Page and application data records:
==============================

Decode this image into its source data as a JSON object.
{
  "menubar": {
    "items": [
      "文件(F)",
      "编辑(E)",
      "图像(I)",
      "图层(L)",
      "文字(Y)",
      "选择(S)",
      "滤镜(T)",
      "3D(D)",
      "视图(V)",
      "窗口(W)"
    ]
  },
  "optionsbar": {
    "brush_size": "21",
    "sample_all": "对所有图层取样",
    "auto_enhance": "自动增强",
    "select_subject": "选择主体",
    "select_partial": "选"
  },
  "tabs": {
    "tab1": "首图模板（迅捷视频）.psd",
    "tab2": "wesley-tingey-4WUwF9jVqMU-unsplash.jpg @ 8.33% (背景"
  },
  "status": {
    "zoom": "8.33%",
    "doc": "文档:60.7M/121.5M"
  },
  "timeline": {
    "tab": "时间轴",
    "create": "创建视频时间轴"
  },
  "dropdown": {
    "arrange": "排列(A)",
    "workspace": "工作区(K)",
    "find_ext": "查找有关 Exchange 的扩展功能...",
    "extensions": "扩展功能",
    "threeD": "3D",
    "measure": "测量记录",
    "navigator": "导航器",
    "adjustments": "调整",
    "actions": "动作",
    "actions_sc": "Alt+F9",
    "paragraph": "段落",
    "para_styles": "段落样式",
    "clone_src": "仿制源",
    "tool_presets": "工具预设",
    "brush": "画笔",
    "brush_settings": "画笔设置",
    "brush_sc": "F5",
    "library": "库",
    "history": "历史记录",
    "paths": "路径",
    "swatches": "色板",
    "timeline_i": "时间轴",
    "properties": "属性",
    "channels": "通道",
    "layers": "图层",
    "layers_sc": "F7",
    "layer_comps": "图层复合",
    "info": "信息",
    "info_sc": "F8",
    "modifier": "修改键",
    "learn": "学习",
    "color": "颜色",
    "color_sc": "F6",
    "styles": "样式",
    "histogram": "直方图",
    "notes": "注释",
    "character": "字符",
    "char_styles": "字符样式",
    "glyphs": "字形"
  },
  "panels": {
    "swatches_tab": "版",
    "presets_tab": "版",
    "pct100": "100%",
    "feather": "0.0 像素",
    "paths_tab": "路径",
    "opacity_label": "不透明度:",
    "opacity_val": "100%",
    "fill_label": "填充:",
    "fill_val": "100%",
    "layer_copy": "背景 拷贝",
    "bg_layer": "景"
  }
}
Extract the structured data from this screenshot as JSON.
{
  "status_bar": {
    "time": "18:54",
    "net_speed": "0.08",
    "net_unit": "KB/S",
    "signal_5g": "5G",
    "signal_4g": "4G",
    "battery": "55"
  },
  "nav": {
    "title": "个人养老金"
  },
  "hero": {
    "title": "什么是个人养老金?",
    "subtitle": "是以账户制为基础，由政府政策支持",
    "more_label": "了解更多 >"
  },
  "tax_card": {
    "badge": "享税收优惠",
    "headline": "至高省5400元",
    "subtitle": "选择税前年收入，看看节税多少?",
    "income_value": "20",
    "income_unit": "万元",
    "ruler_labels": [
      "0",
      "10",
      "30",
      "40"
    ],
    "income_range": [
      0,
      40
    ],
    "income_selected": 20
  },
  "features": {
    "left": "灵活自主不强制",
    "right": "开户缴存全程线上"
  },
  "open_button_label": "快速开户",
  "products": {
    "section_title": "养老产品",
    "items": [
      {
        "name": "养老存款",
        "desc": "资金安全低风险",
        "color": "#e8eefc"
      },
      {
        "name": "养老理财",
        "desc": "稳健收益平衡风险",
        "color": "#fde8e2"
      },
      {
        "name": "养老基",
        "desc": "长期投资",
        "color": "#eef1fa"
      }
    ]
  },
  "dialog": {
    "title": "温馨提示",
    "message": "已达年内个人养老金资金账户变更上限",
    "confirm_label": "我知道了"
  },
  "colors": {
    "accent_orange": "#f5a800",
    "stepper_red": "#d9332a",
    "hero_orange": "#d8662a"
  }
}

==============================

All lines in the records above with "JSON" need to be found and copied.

Decode this image into its source data as a JSON object.
Extract the structured data from this screenshot as JSON.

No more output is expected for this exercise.